"Officially, it would have been nice if they had told us," said Mike Fergus, a spokesman for the FAA. "We didn't know they were going to move the thing 200 feet."
What: Public hearing on rules exemption for police communications tower.
When: 7 p.m. Thursday, March 3
Where: Medford City Hall
The news follows on the heels of a report that the Federal Communications Commission issued a violation to the city of Medford for failing to register the tower on Capital Hill.
When the FAA approved plans for the new tower in 2009, the location was about 200 feet to the north. Fergus said the FAA allows 100 foot of leeway in the final location.

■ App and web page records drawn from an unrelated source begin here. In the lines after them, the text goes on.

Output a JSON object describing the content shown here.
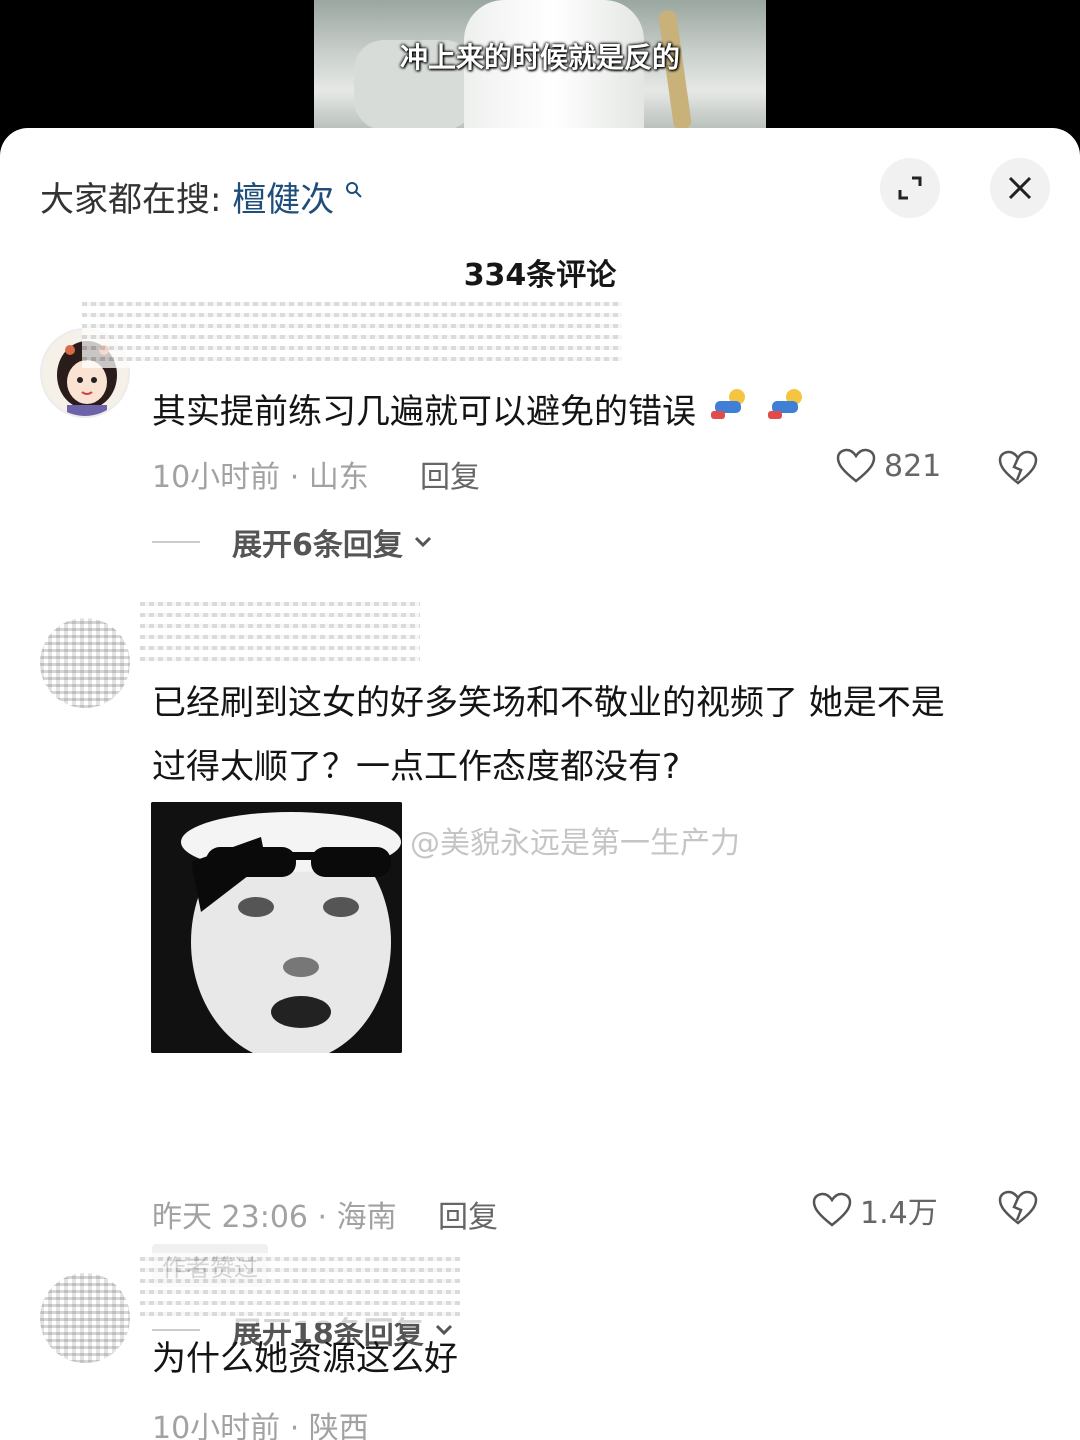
{
  "video": {
    "subtitle": "冲上来的时候就是反的"
  },
  "header": {
    "search_prefix": "大家都在搜:",
    "search_keyword": "檀健次",
    "search_icon": "search-icon",
    "expand_icon": "expand-icon",
    "close_icon": "close-icon",
    "comment_count_title": "334条评论"
  },
  "comments": [
    {
      "text": "其实提前练习几遍就可以避免的错误",
      "time_location": "10小时前 · 山东",
      "reply_label": "回复",
      "likes": "821",
      "expand_label": "展开6条回复"
    },
    {
      "text_line1": "已经刷到这女的好多笑场和不敬业的视频了 她是不是",
      "text_line2": "过得太顺了？一点工作态度都没有?",
      "time_location": "昨天 23:06 · 海南",
      "reply_label": "回复",
      "likes": "1.4万",
      "author_tag": "作者赞过",
      "expand_label": "展开18条回复"
    },
    {
      "text": "为什么她资源这么好",
      "time_location": "10小时前 · 陕西"
    }
  ],
  "watermark": "@美貌永远是第一生产力"
}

The FAA discovered the tower had been changed from its proposed location after it had already been built on Dec. 29, 2010. The agency did not issue any official violation or penalty for the oversight.
The 1,700-foot altitude at the top of the tower didn't change because the tower itself was increased in size by 20 feet and the current location is lower than originally proposed, Fergus said. The FAA lists the tower at 140 feet, but the city has said it is 130 feet.
"The overall tower height is a wash," Fergus said.
The FAA did require a red light be placed on the tower where it was originally proposed.
Fergus said the FAA conducted a study in 2008 to determine whether the proposed tower would pose any hazard to aircraft. By 2009, a public comment period had ended, and the FAA had received no comments even though it sent out 2,000 e-mails to residents and officials in the Medford area.
The new tower, which replaces a 60-foot tower to the south on the same 9-acre property owned by the Medford Water Commission, is visible from miles away. The old tower has served as the city's primary communications transmission center since 1988.
The FAA issue is the latest in a series of embarrassing procedural gaffes related to the project. The tower construction first raised concerns when neighbors were not notified and discovered during Christmas week that a 130-foot tower had been raised in their midst. The neighbors have appealed that lack of notice, but while city officials have apologized, they say the tower is exempt from land-use rules because it is for public safety.
Then, on Feb. 11, the FCC issued a notice of violation to the city for failing to register the tower. It has since been registered. The FCC also is looking into a separate complaint that the tower should have been subject to further review because it is within a half-mile of a historic home. City officials say this issue hasn't been resolved.
The tower replaces a 60-foot tower to the south on the same property on Capital Hill. The existing tower has served as the city's primary 9-1-1 communications transmission center since 1988. Medford police officials say the new tower will fill in gaps in the communication system, especially within large buildings such as Rogue Valley Medical Center, City Hall and the Rogue Valley Mall.
The City Council will continue a public hearing at 7 p.m. Thursday to determine whether it believes the city is exempt from requiring a development permit for the tower.
Reach reporter Damian Mann at 541-776-4476, or e-mail firstname.lastname@example.org.